Of course, Merrill is used to a full schedule. While working on his undergraduate degree at Rhodes College in Memphis, he took a job as a prep cook for a French restaurant where speed was de rigueur. “The very first day I was there, Martha, who was the chef, said, ‘I need these carrots peeled.’ So I’m slowly peeling the carrots, and she looks at me and says, ‘Thomas! See that 50-pound bag of carrots? Those are for dinner tonight. This is how you peel carrots,’” Merrill says, gesticulating in a rapid peeling motion. Eventually, Merrill mastered the art of the quick chop. “My wife is always amazed at how fast I do things,” he says. “I can make a lot of food in a short amount of time. A lot of it is my technique but also being able to multitask. It’s just a matter of timing.”
Merrill’s multitasking skills served him well when he came to Cincinnati in 1990 to earn a doctorate at the University of Cincinnati-College Conservatory of Music. While writing his dissertation, he worked as a captain waiter at the Celestial restaurant at night and the manager of the Chateau Pomije Wine Store during the day.
Today, his affection for fine food and wine translates to his personal kitchen, where he prepares a late dinner for his wife and daughter every night after a full day of rehearsals. “We never, ever go out,” Merrill says. “It’s really important for us to always eat dinner together as a family, and we do that whenever we can. I always grab something on the way home, but it’s something I’m going to cook.” Merrill admits he leans toward French cooking—inspired by his early training—followed closely by Italian cuisine because of its fresh herbs and pastas. He also enjoys inviting friends over for a multicourse meal. Printed menus often include items such as smoked salmon with capers and onions, a delicate carrot soup with dill pesto, lamb with mashed potatoes flavored with truffle oil and, of course, a salad. “We always do the salad after the dinner because it’s a French thing,” he explains. “And by then you’re almost done drinking the wine and then the vinegar in the salad doesn’t conflict with the wine.” Dessert is usually light, such as a crème brulee or some mixed berries drizzled with sabayon. One item that may soon make it to his menu is quail. Merrill manages to carve out time—usually during one of Xavier’s academic breaks—for an annual quail hunt in Washington State with his father. “I started out duck hunting when I was in seventh grade with my dad down in Houston,” he says. “Half the reason I do it is it’s a chance to be with my dad because I rarely get to see him.”

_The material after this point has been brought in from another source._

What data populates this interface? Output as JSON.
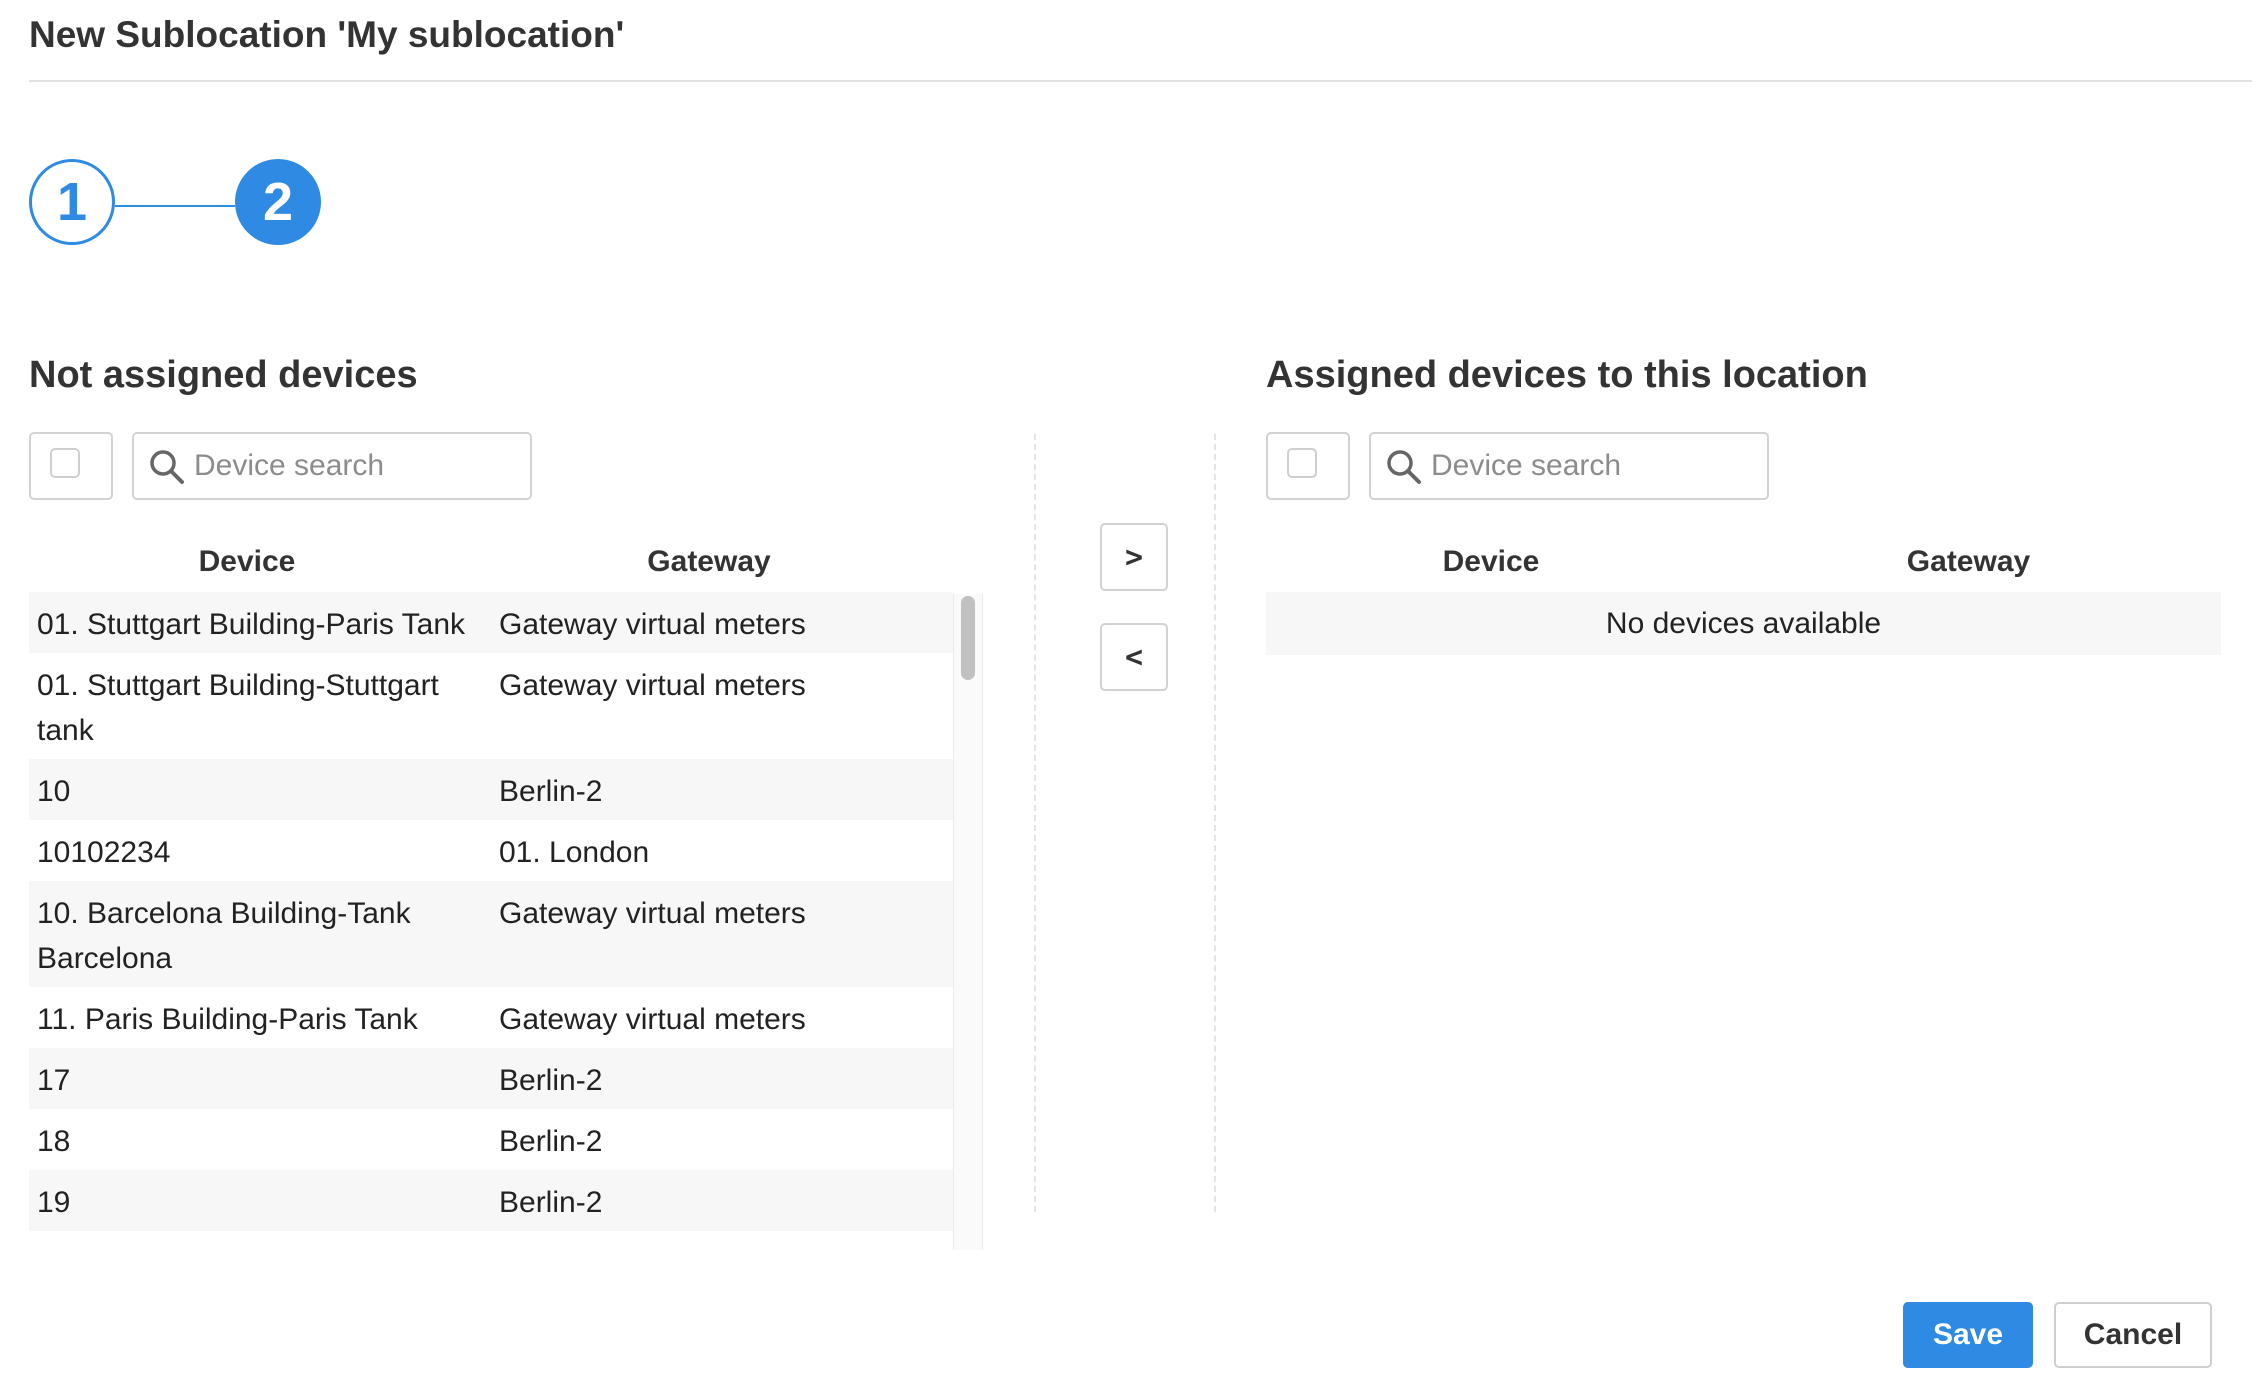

Recently, Merrill found another passion that requires a lot of scheduling: running. Inspired by a friend, he joined a running group and slowly worked his way up to the marathon circuit. “The group I run with is called Galloway, and the motto is ‘run injury-free.’ I like it because they always incorporate walking into the running.” So far, he has run two marathons: Cincinnati’s Flying Pig and the Air Force Marathon. But even Merrill couldn’t fit a third one on his calendar and took a season off. However, that hasn’t deterred him. “I plan on running another marathon in the spring,” he says. “My default is always the Pig, but I’m also looking at the Marine Corps, which is in D.C., and there’s another one where my folks live, in Carmel. You start at Sur and you run to Carmel, and it’s all along the coast highway. So I’d be very anxious in running that one. I think that would be really cool.”